■ **WHAT TO DO**: Take each line of the entries below that contains "accent" and copy it.

■ **PROVIDED DATA**:

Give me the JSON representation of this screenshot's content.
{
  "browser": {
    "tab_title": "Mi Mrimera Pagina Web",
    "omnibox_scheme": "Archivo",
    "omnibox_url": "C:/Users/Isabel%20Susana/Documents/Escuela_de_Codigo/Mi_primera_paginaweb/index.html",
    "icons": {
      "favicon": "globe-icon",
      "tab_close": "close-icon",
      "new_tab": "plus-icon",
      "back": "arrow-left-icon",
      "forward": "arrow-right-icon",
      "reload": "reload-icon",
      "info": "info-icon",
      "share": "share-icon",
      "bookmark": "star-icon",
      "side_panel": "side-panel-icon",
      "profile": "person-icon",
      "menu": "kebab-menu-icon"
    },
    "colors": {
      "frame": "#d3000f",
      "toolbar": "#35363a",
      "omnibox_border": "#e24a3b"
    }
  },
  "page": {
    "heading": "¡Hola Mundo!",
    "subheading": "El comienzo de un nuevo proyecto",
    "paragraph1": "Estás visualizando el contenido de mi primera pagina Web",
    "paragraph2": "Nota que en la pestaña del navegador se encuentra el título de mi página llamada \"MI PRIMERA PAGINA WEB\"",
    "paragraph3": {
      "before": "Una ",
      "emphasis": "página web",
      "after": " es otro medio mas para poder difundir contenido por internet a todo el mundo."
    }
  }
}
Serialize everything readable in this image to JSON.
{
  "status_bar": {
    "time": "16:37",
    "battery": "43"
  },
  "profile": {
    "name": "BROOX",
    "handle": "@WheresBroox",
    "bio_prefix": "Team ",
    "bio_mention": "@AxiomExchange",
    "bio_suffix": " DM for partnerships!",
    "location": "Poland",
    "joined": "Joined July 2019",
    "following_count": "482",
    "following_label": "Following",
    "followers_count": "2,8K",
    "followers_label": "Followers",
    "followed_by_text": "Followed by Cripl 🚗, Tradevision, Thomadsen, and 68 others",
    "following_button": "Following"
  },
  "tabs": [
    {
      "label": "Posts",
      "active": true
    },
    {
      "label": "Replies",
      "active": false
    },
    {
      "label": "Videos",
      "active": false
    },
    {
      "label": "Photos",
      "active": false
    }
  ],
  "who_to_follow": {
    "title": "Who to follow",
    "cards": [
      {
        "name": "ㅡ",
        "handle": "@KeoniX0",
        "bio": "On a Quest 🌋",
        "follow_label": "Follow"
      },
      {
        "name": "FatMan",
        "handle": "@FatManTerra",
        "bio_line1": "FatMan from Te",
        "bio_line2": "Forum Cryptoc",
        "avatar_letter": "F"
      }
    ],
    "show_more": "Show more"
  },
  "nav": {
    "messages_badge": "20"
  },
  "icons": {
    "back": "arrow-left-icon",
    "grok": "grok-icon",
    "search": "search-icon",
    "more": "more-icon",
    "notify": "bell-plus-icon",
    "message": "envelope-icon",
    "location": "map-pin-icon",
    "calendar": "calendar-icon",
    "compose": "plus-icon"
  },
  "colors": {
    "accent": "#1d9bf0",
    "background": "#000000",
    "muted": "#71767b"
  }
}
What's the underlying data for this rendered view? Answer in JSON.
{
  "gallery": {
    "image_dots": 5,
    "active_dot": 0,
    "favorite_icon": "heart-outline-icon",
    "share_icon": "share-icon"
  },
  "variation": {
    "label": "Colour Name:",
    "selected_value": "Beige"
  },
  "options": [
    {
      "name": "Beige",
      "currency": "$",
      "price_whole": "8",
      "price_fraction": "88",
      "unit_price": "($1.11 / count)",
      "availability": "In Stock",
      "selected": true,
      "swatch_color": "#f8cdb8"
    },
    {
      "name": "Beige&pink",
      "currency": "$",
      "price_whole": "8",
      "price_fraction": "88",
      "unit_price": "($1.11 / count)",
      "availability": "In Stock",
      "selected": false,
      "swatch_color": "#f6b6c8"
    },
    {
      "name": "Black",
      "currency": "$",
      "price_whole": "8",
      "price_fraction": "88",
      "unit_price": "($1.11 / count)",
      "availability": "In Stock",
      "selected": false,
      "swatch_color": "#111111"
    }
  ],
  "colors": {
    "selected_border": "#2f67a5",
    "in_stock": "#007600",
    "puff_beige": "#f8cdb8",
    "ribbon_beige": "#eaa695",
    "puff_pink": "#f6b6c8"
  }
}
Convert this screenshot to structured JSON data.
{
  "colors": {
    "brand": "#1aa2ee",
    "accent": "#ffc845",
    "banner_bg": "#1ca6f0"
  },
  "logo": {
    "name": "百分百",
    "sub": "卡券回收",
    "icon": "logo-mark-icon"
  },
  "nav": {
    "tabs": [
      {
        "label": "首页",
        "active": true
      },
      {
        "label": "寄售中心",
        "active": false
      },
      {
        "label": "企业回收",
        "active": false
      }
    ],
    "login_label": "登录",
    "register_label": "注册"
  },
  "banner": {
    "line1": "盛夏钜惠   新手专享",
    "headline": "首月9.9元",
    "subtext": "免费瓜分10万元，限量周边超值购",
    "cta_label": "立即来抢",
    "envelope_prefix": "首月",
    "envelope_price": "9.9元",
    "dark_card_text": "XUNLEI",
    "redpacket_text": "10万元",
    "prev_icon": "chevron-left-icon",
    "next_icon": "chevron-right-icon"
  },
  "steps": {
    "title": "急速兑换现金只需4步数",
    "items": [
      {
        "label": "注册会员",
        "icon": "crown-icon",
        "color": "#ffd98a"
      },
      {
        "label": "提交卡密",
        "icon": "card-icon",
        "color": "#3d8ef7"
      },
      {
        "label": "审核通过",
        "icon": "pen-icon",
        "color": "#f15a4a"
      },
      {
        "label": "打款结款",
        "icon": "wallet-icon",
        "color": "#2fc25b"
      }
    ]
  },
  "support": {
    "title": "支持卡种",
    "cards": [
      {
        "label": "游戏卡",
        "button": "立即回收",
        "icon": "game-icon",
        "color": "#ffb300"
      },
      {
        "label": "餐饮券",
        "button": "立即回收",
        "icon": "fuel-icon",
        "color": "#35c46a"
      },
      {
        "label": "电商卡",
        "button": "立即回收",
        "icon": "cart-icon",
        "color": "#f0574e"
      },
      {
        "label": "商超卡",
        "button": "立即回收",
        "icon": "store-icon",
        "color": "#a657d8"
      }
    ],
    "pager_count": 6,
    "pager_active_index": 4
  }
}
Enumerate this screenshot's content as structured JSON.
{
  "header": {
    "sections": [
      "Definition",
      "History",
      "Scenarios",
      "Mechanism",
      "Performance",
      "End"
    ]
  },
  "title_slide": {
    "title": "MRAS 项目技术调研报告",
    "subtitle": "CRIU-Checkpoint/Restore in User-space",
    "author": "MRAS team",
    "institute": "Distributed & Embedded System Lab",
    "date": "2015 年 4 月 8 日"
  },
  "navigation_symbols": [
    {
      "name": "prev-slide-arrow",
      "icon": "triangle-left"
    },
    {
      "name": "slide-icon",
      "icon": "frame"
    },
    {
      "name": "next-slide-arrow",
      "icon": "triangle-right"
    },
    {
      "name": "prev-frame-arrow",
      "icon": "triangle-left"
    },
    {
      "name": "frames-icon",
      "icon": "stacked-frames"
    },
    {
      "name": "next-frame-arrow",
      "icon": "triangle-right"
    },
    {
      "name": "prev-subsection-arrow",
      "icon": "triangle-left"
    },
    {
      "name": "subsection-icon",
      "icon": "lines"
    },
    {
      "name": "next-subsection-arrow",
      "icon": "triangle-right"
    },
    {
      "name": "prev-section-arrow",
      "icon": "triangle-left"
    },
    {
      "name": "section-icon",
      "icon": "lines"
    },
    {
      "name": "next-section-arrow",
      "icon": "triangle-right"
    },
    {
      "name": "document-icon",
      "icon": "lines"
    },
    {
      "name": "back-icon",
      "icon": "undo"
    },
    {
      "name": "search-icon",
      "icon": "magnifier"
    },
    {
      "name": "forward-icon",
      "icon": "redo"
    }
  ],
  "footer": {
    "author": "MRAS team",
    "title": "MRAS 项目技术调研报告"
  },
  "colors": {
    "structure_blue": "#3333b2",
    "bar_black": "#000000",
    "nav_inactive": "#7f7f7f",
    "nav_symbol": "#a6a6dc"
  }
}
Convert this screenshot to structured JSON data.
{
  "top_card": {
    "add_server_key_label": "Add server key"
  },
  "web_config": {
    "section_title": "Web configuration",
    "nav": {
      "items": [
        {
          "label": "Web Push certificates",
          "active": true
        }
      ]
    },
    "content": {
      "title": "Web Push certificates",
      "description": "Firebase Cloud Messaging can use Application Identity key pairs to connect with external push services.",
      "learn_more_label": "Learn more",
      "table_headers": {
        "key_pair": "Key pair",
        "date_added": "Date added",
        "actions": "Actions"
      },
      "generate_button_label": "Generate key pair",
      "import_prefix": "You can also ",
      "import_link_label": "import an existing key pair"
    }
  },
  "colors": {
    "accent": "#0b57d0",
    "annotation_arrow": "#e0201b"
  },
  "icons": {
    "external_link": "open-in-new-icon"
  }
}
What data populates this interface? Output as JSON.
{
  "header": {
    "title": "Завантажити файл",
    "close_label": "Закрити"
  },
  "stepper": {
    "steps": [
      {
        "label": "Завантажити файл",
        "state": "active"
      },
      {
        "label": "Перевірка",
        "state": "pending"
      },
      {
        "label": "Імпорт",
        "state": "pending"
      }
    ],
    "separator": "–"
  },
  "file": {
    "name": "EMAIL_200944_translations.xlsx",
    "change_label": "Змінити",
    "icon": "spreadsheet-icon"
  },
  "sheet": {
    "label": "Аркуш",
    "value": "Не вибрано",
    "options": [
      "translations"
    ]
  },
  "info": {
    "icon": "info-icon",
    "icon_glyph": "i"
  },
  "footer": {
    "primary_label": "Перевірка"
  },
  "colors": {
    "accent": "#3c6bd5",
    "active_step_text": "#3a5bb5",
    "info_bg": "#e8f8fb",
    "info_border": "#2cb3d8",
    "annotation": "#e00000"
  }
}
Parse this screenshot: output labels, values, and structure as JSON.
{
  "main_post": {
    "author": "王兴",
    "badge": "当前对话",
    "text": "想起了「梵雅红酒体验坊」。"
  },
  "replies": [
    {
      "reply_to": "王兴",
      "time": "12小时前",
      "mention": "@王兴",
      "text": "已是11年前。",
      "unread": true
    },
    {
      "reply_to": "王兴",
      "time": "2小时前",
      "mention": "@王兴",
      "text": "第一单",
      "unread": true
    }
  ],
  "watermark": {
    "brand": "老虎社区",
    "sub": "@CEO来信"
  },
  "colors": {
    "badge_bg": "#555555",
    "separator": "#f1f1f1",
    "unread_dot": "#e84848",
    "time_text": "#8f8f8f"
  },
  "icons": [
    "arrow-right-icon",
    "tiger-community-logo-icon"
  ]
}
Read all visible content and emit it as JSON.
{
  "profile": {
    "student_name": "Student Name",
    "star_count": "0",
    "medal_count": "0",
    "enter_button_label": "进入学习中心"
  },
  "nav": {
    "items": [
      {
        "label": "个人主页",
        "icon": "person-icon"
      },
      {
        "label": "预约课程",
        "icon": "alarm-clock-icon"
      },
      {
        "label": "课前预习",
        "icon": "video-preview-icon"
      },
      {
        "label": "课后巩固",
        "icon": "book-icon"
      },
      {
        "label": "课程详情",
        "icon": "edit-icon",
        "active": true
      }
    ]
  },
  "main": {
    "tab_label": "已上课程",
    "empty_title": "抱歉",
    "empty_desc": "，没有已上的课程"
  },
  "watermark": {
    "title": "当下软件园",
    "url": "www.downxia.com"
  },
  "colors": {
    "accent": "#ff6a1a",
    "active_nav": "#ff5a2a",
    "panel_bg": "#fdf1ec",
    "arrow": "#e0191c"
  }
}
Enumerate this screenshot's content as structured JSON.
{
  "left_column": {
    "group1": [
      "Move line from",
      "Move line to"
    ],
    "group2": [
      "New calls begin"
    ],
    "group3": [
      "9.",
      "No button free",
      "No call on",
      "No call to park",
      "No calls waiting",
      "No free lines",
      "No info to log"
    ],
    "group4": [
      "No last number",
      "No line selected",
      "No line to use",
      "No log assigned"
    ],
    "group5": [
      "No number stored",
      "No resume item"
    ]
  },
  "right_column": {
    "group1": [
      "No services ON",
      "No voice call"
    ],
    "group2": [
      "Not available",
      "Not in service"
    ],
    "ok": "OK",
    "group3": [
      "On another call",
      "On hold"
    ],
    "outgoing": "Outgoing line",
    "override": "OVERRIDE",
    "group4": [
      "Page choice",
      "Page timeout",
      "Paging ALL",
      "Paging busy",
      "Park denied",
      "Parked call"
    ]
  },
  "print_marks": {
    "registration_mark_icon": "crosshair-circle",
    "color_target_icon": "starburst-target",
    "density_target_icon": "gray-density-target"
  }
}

■ **TASK OUTPUT**:
    "accent": "#1d9bf0",
    "accent": "#ffc845",
    "accent": "#0b57d0",
    "accent": "#3c6bd5",
    "accent": "#ff6a1a",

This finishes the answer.